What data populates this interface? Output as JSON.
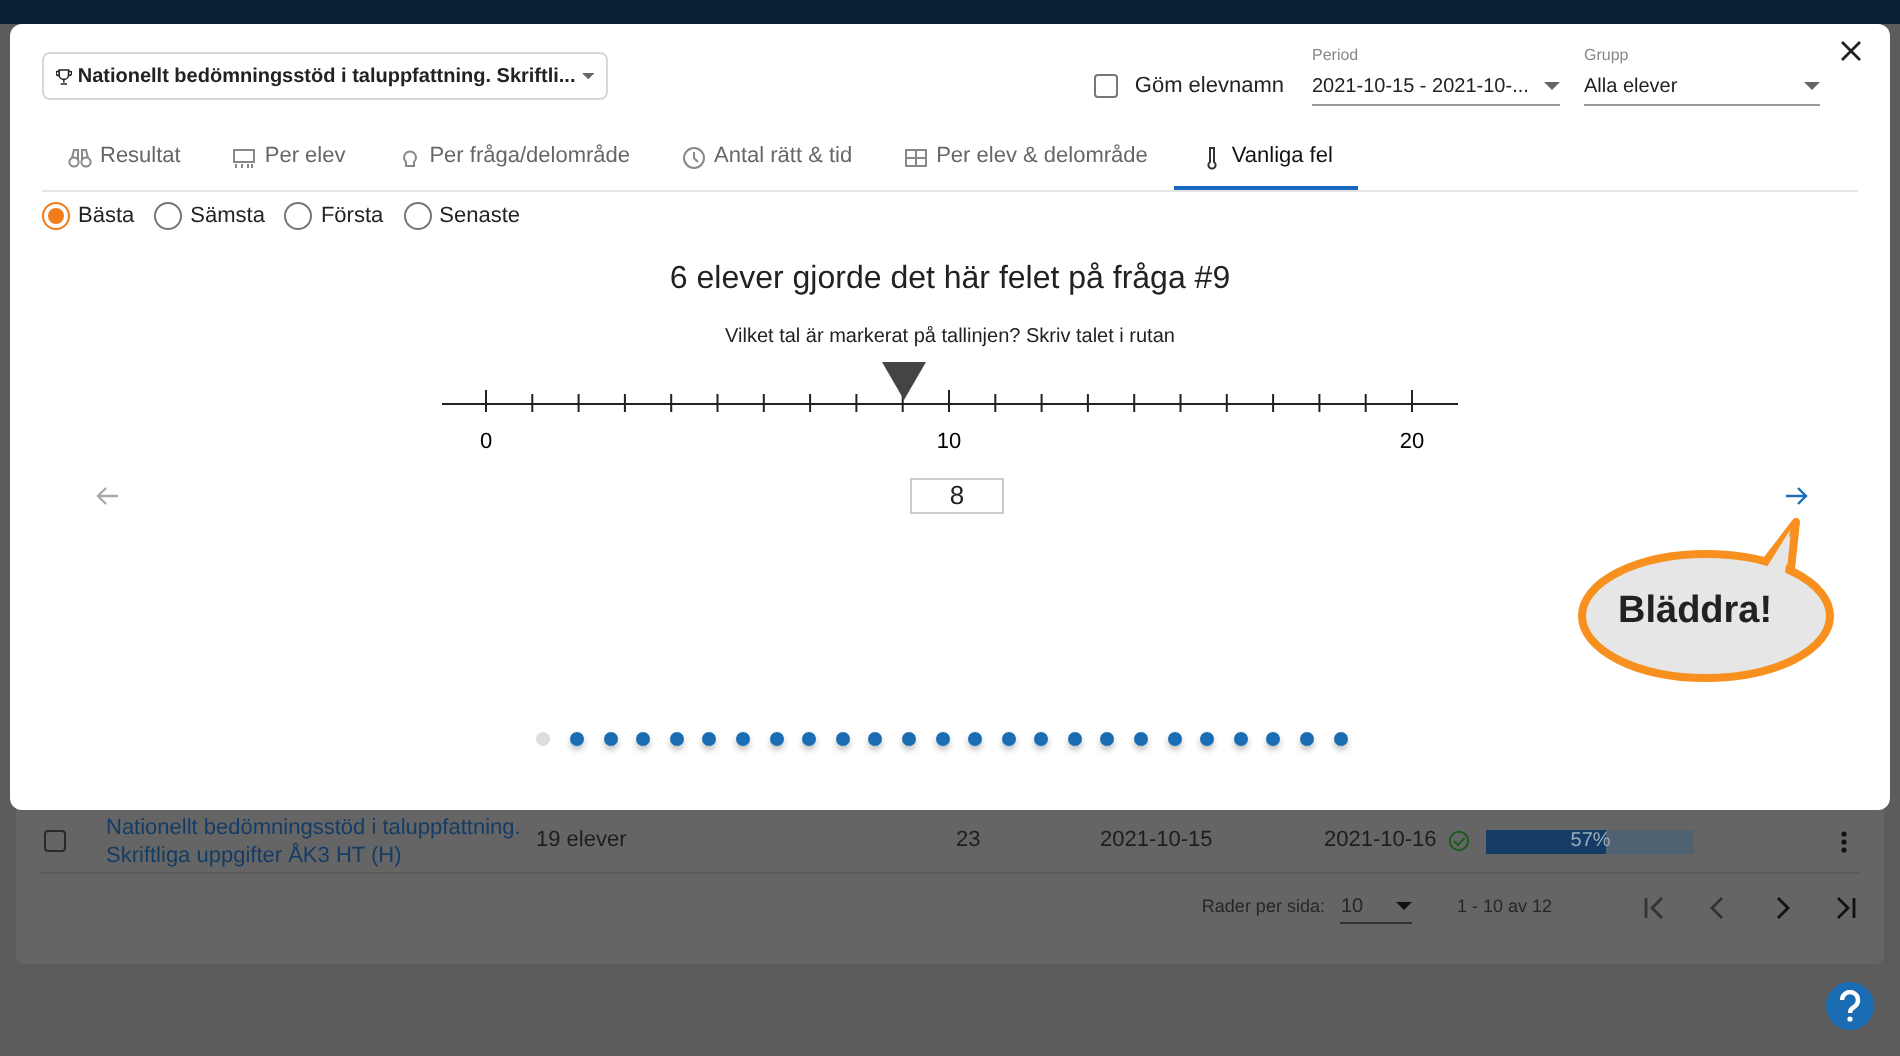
{
  "test_select": {
    "value": "Nationellt bedömningsstöd i taluppfattning. Skriftli..."
  },
  "hide_names": {
    "label": "Göm elevnamn",
    "checked": false
  },
  "period": {
    "label": "Period",
    "value": "2021-10-15 - 2021-10-..."
  },
  "group": {
    "label": "Grupp",
    "value": "Alla elever"
  },
  "tabs": [
    {
      "label": "Resultat",
      "kind": "binoculars",
      "selected": false
    },
    {
      "label": "Per elev",
      "kind": "people",
      "selected": false
    },
    {
      "label": "Per fråga/delområde",
      "kind": "bulb",
      "selected": false
    },
    {
      "label": "Antal rätt & tid",
      "kind": "clock",
      "selected": false
    },
    {
      "label": "Per elev & delområde",
      "kind": "grid",
      "selected": false
    },
    {
      "label": "Vanliga fel",
      "kind": "thermometer",
      "selected": true
    }
  ],
  "sort_options": [
    {
      "label": "Bästa",
      "selected": true
    },
    {
      "label": "Sämsta",
      "selected": false
    },
    {
      "label": "Första",
      "selected": false
    },
    {
      "label": "Senaste",
      "selected": false
    }
  ],
  "heading": "6 elever gjorde det här felet på fråga #9",
  "question": "Vilket tal är markerat på tallinjen? Skriv talet i rutan",
  "number_line_labels": [
    "0",
    "10",
    "20"
  ],
  "answer": "8",
  "callout": "Bläddra!",
  "pager_dots": [
    {
      "selected": true
    },
    {
      "selected": false
    },
    {
      "selected": false
    },
    {
      "selected": false
    },
    {
      "selected": false
    },
    {
      "selected": false
    },
    {
      "selected": false
    },
    {
      "selected": false
    },
    {
      "selected": false
    },
    {
      "selected": false
    },
    {
      "selected": false
    },
    {
      "selected": false
    },
    {
      "selected": false
    },
    {
      "selected": false
    },
    {
      "selected": false
    },
    {
      "selected": false
    },
    {
      "selected": false
    },
    {
      "selected": false
    },
    {
      "selected": false
    },
    {
      "selected": false
    },
    {
      "selected": false
    },
    {
      "selected": false
    },
    {
      "selected": false
    },
    {
      "selected": false
    },
    {
      "selected": false
    }
  ],
  "background_table": {
    "row": {
      "checked": false,
      "title": "Nationellt bedömningsstöd i taluppfattning. Skriftliga uppgifter ÅK3 HT (H)",
      "students": "19 elever",
      "count": "23",
      "start": "2021-10-15",
      "end": "2021-10-16",
      "level": 0.57,
      "progress_label": "57%"
    },
    "rows_per_page_label": "Rader per sida:",
    "rows_per_page": "10",
    "range": "1 - 10 av 12"
  }
}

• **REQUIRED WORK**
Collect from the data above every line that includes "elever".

• **REPLY**
    "value": "Alla elever"
  "heading": "6 elever gjorde det här felet på fråga #9",
      "students": "19 elever",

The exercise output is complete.